These points help to reduce the swelling and heat associated with extraction. Once all drilling, extraction, cutterage or stitching is complete, I slowly turn down the e-stim. I retain the needles for another five minutes after removing the electrodes. It is usually during this time that dental gauze packs are being applied to the gums and the dentist gives the patient last minute instructions. It is common that dentists who have never worked with an acupuncturist in this manner will have some sort of local anesthetic on hand, even if the patient requests no such treatment. I am always very proud of my profession when (after another successful procedure and the unused lidocaine is put back into storage) a dentist will state how amazing it is to witness a patient's painless surgery with only the use of four to six thin needles. These healthcare professionals develops a newfound respect for traditional Chinese medicine. They transcend from being a skeptic to sometimes becoming new patients themselves in my clinic.

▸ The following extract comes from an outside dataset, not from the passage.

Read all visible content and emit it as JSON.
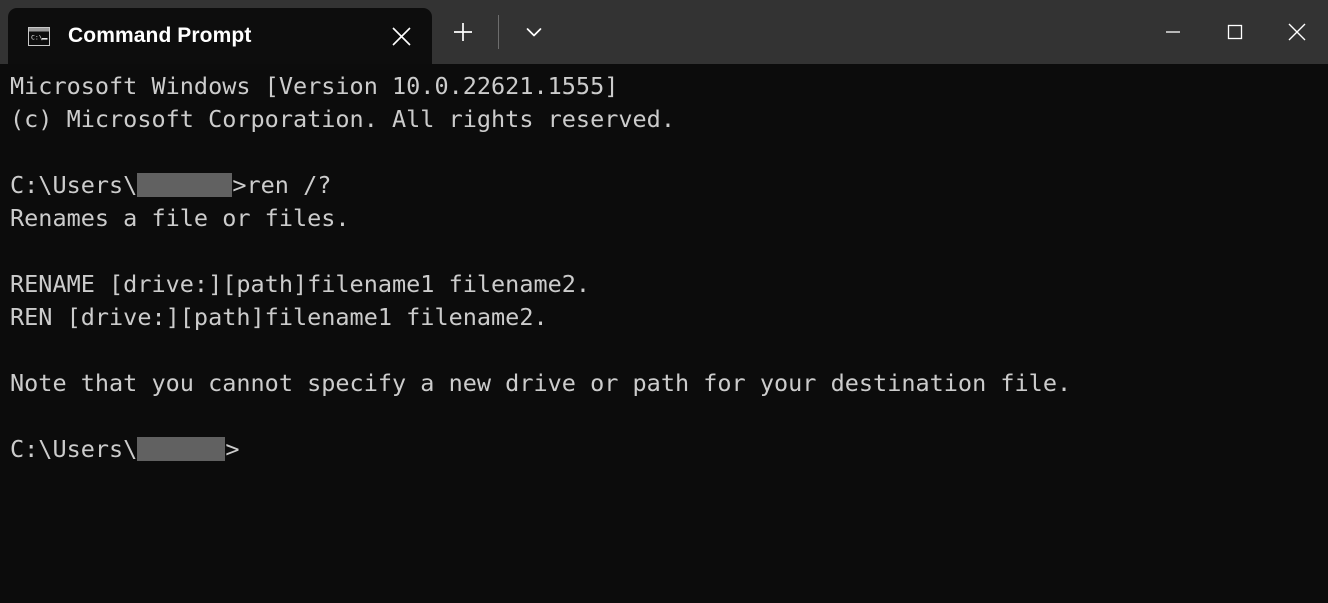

Many a professional relationship and patient referral develop from these experiences. From my point of view, at the foot of the dental chair, I have a clear view into the mouth of the patient. To be privy to dental surgery is quite an education. Acupuncture analgesia is an old form of our medicine. I am honored to continue our tradition in this manner.
Rationale of Points Used
ST36 (ZuSanLi) is the He Sea and Earth Point of the Stomach channel. It clears fire, calms the Spirit, activates the channel, and relieves pain. ST44 (Neiting) is the Ying Spring and Water Point of the Stomach channel. This point clears heat and damp heat from the channel, calms the Spirit, and alleviates pain. It is a very effective point to add to treat toothaches of the upper and lower teeth and face in general. LI4 (HeGu) is the Yuan Source point of the Large Intestine channel. It is also the Command point of the head and face. This point activates the channel and alleviates pain of the teeth and jaw. It is quite effective for swelling of the face. OM
Kelley Mondesiré, MSTOM, L.Ac., is a
graduate of Pacific College of Oriental Medicine.
She has a private practice in Manhattan,
New York. She can be reached for questions
or comments at email@example.com or
refer to her website at www.kmondesire.com
Dr. Jeffrey R. Lemler has a private practice
in Manhattan, New York and Westport,
Connecticut. For inquiries about receiving
bone regeneration surgery, please contact
his office at 212-983-1080.